Each entry should be set down again verbatim, with the images omitted.

[Data extracted from a collection]
[Start of Attachment]
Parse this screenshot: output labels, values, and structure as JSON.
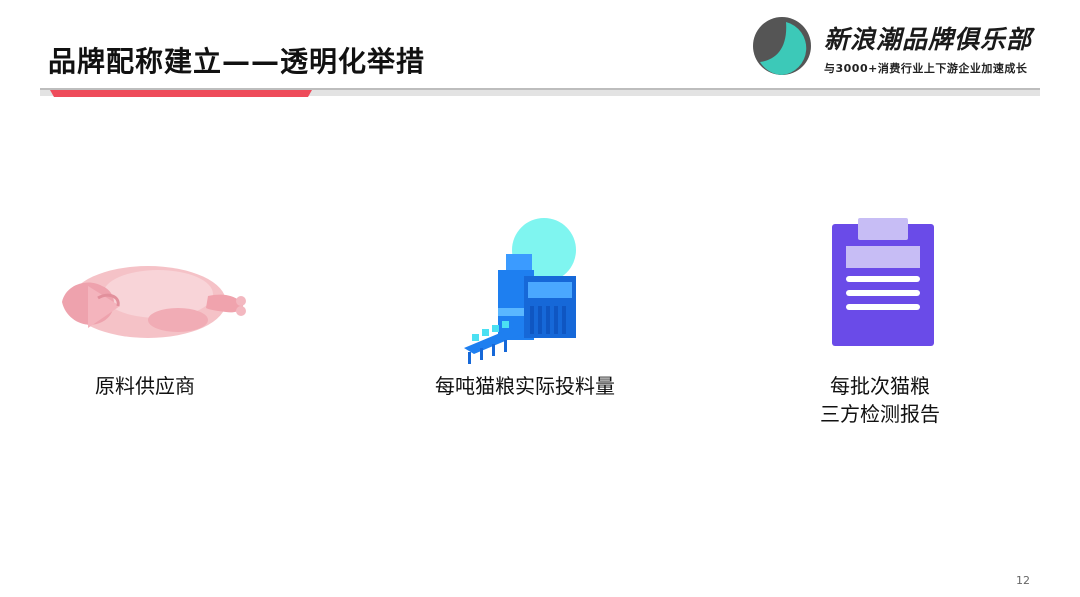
{
  "slide": {
    "title": "品牌配称建立——透明化举措",
    "page_number": "12"
  },
  "logo": {
    "name": "新浪潮品牌俱乐部",
    "tagline": "与3000+消费行业上下游企业加速成长"
  },
  "items": [
    {
      "icon": "raw-chicken-icon",
      "caption_lines": [
        "原料供应商"
      ]
    },
    {
      "icon": "factory-production-icon",
      "caption_lines": [
        "每吨猫粮实际投料量"
      ]
    },
    {
      "icon": "clipboard-report-icon",
      "caption_lines": [
        "每批次猫粮",
        "三方检测报告"
      ]
    }
  ],
  "colors": {
    "accent_red": "#ee4b5a",
    "divider_gray": "#cfcfcf",
    "logo_dark": "#555555",
    "logo_teal": "#3cc9b8",
    "clipboard_purple": "#6a4be8",
    "factory_blue": "#1e7ff0"
  }
}
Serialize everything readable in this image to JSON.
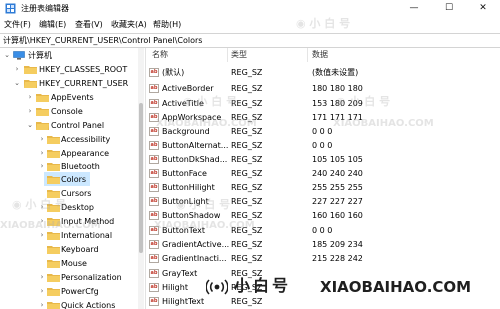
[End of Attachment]
Completed task:
Parse this screenshot: output labels, values, and structure as JSON.
{
  "slide": {
    "title": "品牌配称建立——透明化举措",
    "page_number": "12"
  },
  "logo": {
    "name": "新浪潮品牌俱乐部",
    "tagline": "与3000+消费行业上下游企业加速成长"
  },
  "items": [
    {
      "icon": "raw-chicken-icon",
      "caption_lines": [
        "原料供应商"
      ]
    },
    {
      "icon": "factory-production-icon",
      "caption_lines": [
        "每吨猫粮实际投料量"
      ]
    },
    {
      "icon": "clipboard-report-icon",
      "caption_lines": [
        "每批次猫粮",
        "三方检测报告"
      ]
    }
  ],
  "colors": {
    "accent_red": "#ee4b5a",
    "divider_gray": "#cfcfcf",
    "logo_dark": "#555555",
    "logo_teal": "#3cc9b8",
    "clipboard_purple": "#6a4be8",
    "factory_blue": "#1e7ff0"
  }
}
Serialize everything readable in this image to JSON.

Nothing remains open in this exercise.